**Your task**
Count the lines in the records that hold the string "data". Only the number should be given.
───
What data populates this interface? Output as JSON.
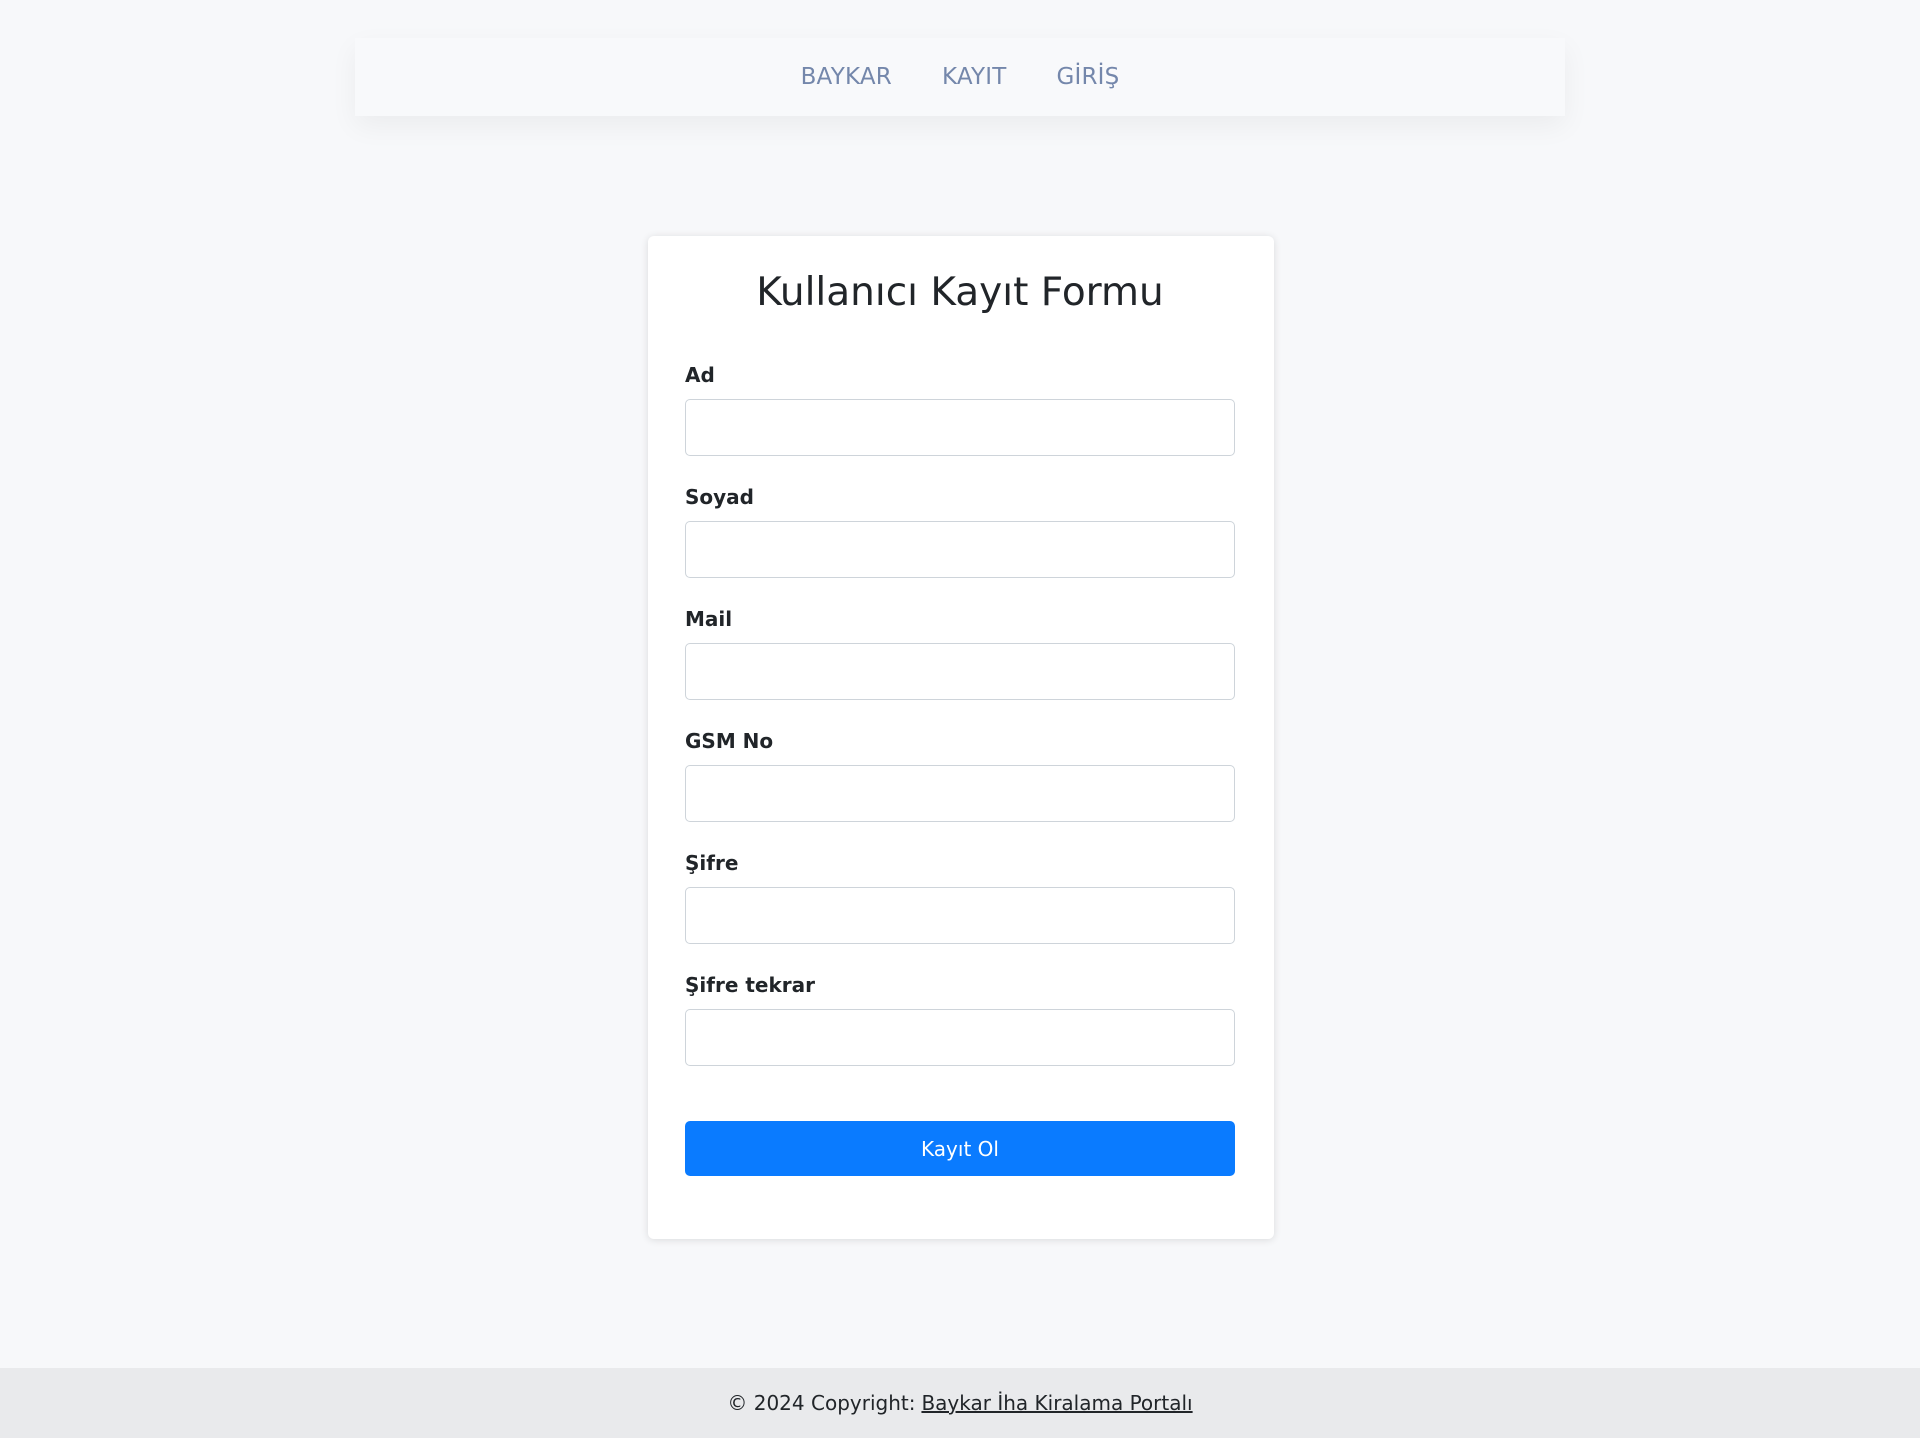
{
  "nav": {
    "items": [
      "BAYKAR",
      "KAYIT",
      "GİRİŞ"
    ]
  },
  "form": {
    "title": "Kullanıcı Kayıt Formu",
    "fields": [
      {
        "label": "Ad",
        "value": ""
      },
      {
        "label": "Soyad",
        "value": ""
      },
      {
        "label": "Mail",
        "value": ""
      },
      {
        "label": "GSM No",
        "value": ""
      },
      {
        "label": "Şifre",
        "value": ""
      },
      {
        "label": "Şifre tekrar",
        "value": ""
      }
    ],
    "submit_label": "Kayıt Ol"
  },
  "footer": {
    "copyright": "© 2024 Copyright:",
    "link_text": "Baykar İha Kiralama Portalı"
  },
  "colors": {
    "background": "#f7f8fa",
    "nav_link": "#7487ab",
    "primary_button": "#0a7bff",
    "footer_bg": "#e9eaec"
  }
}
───
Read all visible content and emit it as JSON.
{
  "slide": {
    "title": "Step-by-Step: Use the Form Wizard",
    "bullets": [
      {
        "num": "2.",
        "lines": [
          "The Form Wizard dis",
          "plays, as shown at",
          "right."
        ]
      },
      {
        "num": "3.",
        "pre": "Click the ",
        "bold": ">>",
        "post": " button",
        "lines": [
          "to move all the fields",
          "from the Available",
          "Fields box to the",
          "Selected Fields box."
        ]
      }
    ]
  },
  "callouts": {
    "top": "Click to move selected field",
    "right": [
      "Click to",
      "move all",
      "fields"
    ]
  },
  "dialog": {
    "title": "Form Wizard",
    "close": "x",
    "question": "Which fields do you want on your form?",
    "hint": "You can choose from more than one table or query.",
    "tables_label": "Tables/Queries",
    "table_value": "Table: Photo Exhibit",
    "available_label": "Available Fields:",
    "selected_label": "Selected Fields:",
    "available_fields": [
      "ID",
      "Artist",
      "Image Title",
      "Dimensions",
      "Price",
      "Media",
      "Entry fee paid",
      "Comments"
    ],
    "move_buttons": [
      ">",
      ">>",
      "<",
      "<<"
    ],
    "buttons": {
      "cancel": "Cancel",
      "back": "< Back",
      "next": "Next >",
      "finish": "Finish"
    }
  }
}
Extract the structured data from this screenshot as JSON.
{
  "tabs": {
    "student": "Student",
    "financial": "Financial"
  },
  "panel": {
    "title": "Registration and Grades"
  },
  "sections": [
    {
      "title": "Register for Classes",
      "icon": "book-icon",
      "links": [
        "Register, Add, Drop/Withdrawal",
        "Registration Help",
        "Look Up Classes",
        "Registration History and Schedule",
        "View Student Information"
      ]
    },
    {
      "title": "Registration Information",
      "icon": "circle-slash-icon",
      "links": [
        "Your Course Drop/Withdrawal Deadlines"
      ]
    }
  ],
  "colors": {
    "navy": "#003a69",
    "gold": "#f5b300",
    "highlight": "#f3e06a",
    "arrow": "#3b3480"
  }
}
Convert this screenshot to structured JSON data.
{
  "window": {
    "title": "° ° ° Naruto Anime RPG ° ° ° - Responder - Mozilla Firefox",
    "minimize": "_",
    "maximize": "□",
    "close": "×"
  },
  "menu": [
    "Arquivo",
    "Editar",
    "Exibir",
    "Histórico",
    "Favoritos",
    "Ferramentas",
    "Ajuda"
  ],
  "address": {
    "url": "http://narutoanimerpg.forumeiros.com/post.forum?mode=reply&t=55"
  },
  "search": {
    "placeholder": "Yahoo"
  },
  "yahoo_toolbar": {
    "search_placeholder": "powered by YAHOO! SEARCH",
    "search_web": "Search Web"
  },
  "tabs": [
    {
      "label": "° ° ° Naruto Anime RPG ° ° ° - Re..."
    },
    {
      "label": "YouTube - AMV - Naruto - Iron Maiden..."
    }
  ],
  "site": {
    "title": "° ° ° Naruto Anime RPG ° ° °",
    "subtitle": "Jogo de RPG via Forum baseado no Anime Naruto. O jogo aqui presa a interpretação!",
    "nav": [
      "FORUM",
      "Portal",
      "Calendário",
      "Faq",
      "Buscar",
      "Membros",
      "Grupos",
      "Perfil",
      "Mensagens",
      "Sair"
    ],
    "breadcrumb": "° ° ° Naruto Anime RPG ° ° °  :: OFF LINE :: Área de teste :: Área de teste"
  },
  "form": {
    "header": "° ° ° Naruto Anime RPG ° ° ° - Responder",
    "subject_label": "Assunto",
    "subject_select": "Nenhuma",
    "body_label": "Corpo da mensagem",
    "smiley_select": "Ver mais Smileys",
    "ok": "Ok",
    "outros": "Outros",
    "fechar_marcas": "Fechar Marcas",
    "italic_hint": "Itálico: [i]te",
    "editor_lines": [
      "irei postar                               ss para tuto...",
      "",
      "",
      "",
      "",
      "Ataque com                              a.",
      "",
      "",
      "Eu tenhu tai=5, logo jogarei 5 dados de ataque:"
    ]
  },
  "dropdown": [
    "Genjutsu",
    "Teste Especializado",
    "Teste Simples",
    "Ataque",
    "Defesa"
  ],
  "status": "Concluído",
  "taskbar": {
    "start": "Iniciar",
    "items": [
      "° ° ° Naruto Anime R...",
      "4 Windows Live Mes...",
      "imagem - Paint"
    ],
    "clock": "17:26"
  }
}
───
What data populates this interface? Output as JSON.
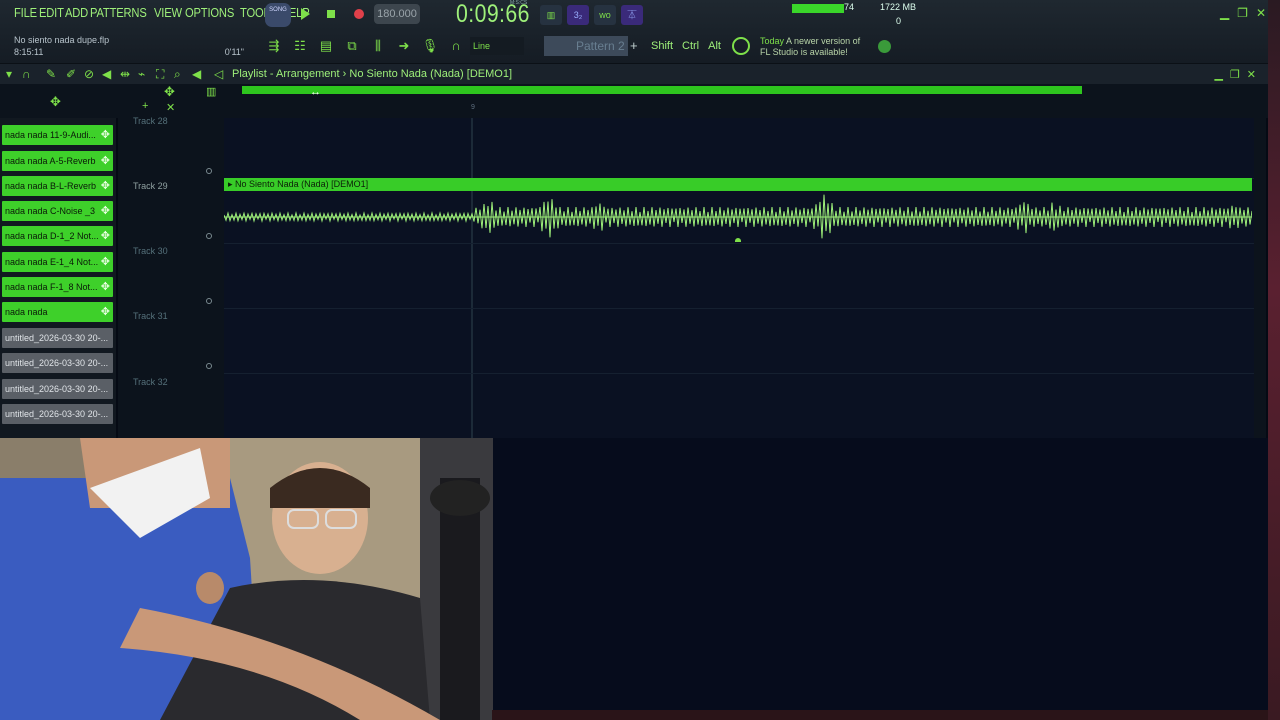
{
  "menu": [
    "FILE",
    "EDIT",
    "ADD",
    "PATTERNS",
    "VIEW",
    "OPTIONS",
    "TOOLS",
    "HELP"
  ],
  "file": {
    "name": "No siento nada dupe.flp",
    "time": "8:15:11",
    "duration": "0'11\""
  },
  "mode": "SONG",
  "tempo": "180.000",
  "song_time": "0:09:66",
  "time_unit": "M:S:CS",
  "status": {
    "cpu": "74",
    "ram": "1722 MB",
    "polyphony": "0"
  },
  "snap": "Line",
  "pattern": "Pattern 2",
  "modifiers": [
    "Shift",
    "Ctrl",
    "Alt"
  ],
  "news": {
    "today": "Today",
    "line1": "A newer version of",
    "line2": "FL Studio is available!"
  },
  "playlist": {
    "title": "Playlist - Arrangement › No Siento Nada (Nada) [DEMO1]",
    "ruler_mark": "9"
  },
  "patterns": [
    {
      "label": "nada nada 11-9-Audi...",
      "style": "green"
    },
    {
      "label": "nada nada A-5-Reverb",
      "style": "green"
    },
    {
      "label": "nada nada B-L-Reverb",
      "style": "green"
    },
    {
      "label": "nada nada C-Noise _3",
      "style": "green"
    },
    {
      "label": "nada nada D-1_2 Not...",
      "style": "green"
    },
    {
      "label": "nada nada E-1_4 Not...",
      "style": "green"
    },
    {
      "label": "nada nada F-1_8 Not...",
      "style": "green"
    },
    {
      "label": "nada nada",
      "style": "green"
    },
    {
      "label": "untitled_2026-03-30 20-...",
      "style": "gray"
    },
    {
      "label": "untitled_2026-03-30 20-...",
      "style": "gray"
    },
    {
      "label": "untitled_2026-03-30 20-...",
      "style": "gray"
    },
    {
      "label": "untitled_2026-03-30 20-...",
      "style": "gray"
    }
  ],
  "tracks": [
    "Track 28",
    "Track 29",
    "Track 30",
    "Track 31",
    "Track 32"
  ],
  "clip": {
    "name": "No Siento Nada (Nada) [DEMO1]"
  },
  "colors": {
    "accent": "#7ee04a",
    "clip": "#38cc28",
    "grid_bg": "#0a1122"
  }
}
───
**Expected answer**
4